All year, I work to try to avoid this very thing – getting sick. And I’m not talking cough, sniffle, sneeze sick, I’m talking shivers, trouble swallowing, ear aching, nose won’t stop running even though you blew it dry, sick. Let me tell you, it sucks.
I felt it coming on late Monday, after I spent my whole day (starting at 6:45am) on site at a client conference. Then, bam! Tuesday morning I woke up with half a sore throat, an aching ear and an inability to swallow anything with a consistency more solid than mashed potatoes.
Blame it on the change in weather – which by the way, is amazing at the moment but I can’t enjoy it because I’m home, sick as a dog, working while laying on the couch with the TV off. What frustrates me is that I can’t do anything about it. After seeing my doctor. Pure luck that I scheduled an appointment for yesterday. She broke the news to me. “It looks like you have a virus.” Dum dum dum. My world came crashing down. A virus? How in the world did that happen? I wash my hands, eat well, make sure I stay away from sick people, and yet … I have been diagnosed by the professional. The only good news is that she put me on a Z-Pak, a five-day antibiotic treatment whose powers are so great that hopefully it will have me feeling better before the long weekend rolls around.
Between email and projects, I’ve managed to create a giant pile of Kleenex and also make myself some really easy chicken noodle soup.
Why chicken noodle soup? You might ask. Well, a handful of scientific studies show that chicken soup really could have medicinal value. A study published in 2000 in the medical journal Chest by Dr. Stephen Rennard of the University of Nebraska Medical Center in Omaha found that chicken noodle soup helps reduce upper respiratory cold symptoms by inhibiting the migration neutrophils, infection-fighting cells.
Dr. Rennard conducted lab tests to determine why chicken soup might help colds, starting with his wife’s homemade recipe. The recipe was handed down by her Lithuanian grandmother. Using blood samples from volunteers, he showed that the soup inhibited the movement of neutrophils, the most common type of white blood cell that defends against infection. To find out more about Dr. Rennard’s findings, visit http://www.unmc.edu/chickensoup/index.htm
So here’s my chicken noodle soup recipe. Mostly made of food I had in my fridge (not much really).
Chicken Noodle Soup Recipe
Ingredients2 Chicken Breasts 2 large Carrots 1 Medium Onion, chopped 2 Red Potatoes, chopped 1 box Low Sodium Chicken Broth 1 ½ cups Thin Spaghetti, broken in half Olive Oil Salt to taste Oregano to taste
DirectionsBoil chicken breasts for 20 minutes, drain water. Cut chicken into small squares, or shreds Sauté onion with 1 tablespoon (I used 2 swirls) olive oil until translucent Add carrots and potatoes, sauté for 2 minutes.
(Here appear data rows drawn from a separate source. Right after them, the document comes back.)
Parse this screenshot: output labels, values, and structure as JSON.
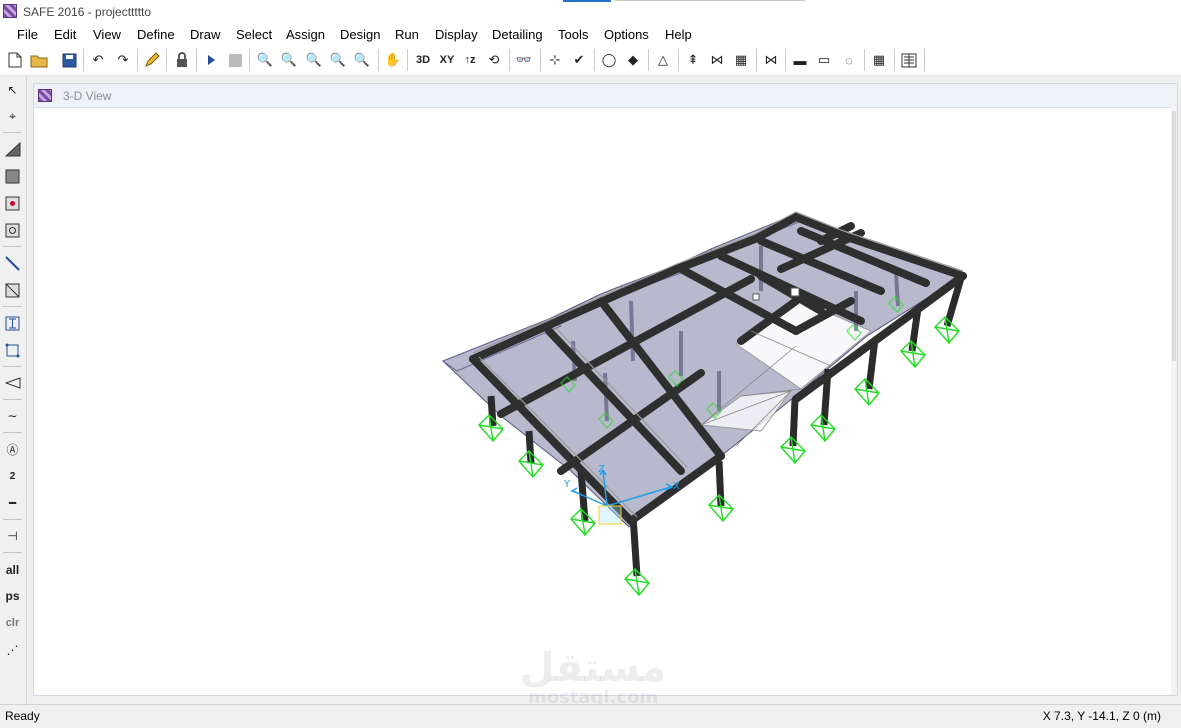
{
  "window": {
    "title": "SAFE 2016 - projecttttto",
    "app_icon": "safe-app-icon"
  },
  "menu": [
    "File",
    "Edit",
    "View",
    "Define",
    "Draw",
    "Select",
    "Assign",
    "Design",
    "Run",
    "Display",
    "Detailing",
    "Tools",
    "Options",
    "Help"
  ],
  "toolbar": {
    "view_3d": "3D",
    "view_xy": "XY",
    "view_up": "↑z"
  },
  "left_toolbar": {
    "all": "all",
    "ps": "ps",
    "clr": "clr",
    "dim": "2"
  },
  "view_window": {
    "title": "3-D View"
  },
  "model_axes": {
    "x": "X",
    "y": "Y",
    "z": "Z"
  },
  "status": {
    "ready": "Ready",
    "coords": "X 7.3,  Y -14.1,  Z 0  (m)"
  },
  "watermark": {
    "arabic": "مستقل",
    "latin": "mostaql.com"
  },
  "colors": {
    "accent": "#1f72c4",
    "support": "#22dd22",
    "beam": "#2f2f2f",
    "slab": "#8f8fb0"
  }
}
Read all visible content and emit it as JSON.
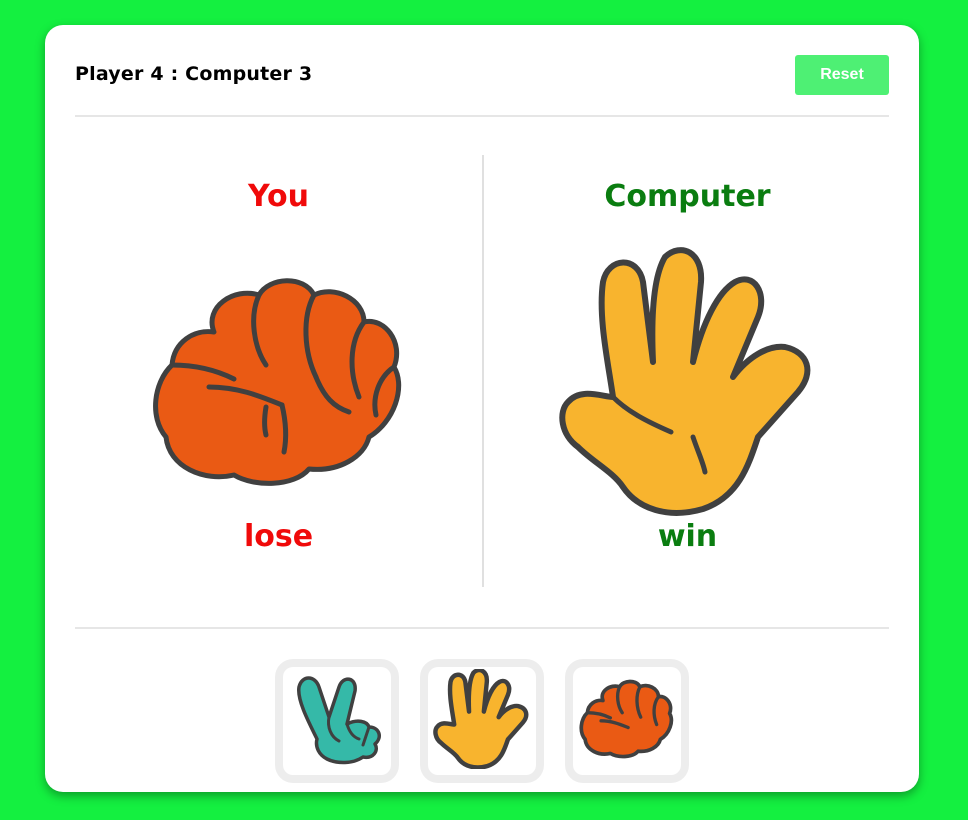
{
  "header": {
    "score_text": "Player 4 : Computer 3",
    "reset_label": "Reset"
  },
  "player": {
    "title": "You",
    "choice_icon": "rock-fist-icon",
    "result": "lose"
  },
  "computer": {
    "title": "Computer",
    "choice_icon": "paper-hand-icon",
    "result": "win"
  },
  "choices": [
    {
      "name": "scissors",
      "icon": "scissors-hand-icon"
    },
    {
      "name": "paper",
      "icon": "paper-hand-icon"
    },
    {
      "name": "rock",
      "icon": "rock-fist-icon"
    }
  ],
  "colors": {
    "background": "#14f040",
    "reset_button": "#4ef074",
    "lose": "#f00a0a",
    "win": "#0a7d10",
    "rock": "#ea5a14",
    "paper": "#f8b42e",
    "scissors": "#35b9a8",
    "outline": "#404040"
  }
}
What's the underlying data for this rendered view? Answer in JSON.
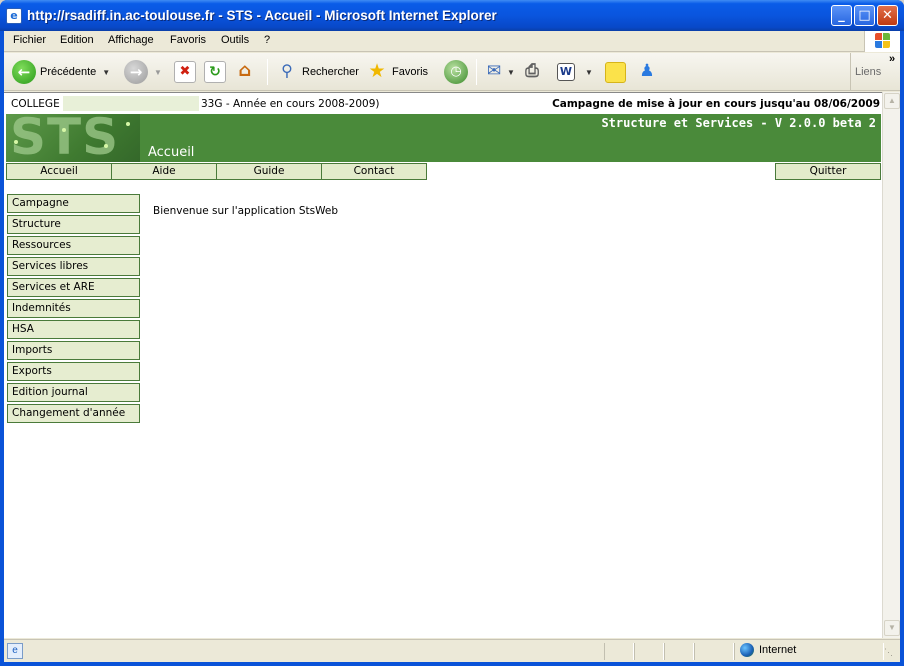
{
  "window": {
    "title": "http://rsadiff.in.ac-toulouse.fr - STS - Accueil - Microsoft Internet Explorer",
    "min_label": "_",
    "max_label": "□",
    "close_label": "✕"
  },
  "menubar": {
    "items": [
      "Fichier",
      "Edition",
      "Affichage",
      "Favoris",
      "Outils",
      "?"
    ]
  },
  "toolbar": {
    "back_label": "Précédente",
    "search_label": "Rechercher",
    "favorites_label": "Favoris",
    "links_label": "Liens",
    "links_chevron": "»"
  },
  "page": {
    "college_label": "COLLEGE",
    "college_rest": "33G - Année en cours 2008-2009)",
    "campaign_info": "Campagne de mise à jour en cours jusqu'au 08/06/2009",
    "banner_logo": "STS",
    "banner_version": "Structure et Services - V 2.0.0 beta 2",
    "banner_page": "Accueil",
    "nav_tabs": [
      "Accueil",
      "Aide",
      "Guide",
      "Contact"
    ],
    "quit_label": "Quitter",
    "side_menu": [
      "Campagne",
      "Structure",
      "Ressources",
      "Services libres",
      "Services et ARE",
      "Indemnités",
      "HSA",
      "Imports",
      "Exports",
      "Edition journal",
      "Changement d'année"
    ],
    "welcome": "Bienvenue sur l'application StsWeb"
  },
  "statusbar": {
    "zone_label": "Internet"
  },
  "colors": {
    "banner_green": "#4a8a3a",
    "tab_fill": "#e3ebcb",
    "titlebar_blue": "#0a55de"
  }
}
Add chicken broth Add noodles Add chicken Stir carefully as not to break the noodles. Let boil once it boils, add salt and oregano to taste Allow the soup to continue boiling on low-medium for another 20 minutes.
Serve with a box of Kleenex and a warm blanket.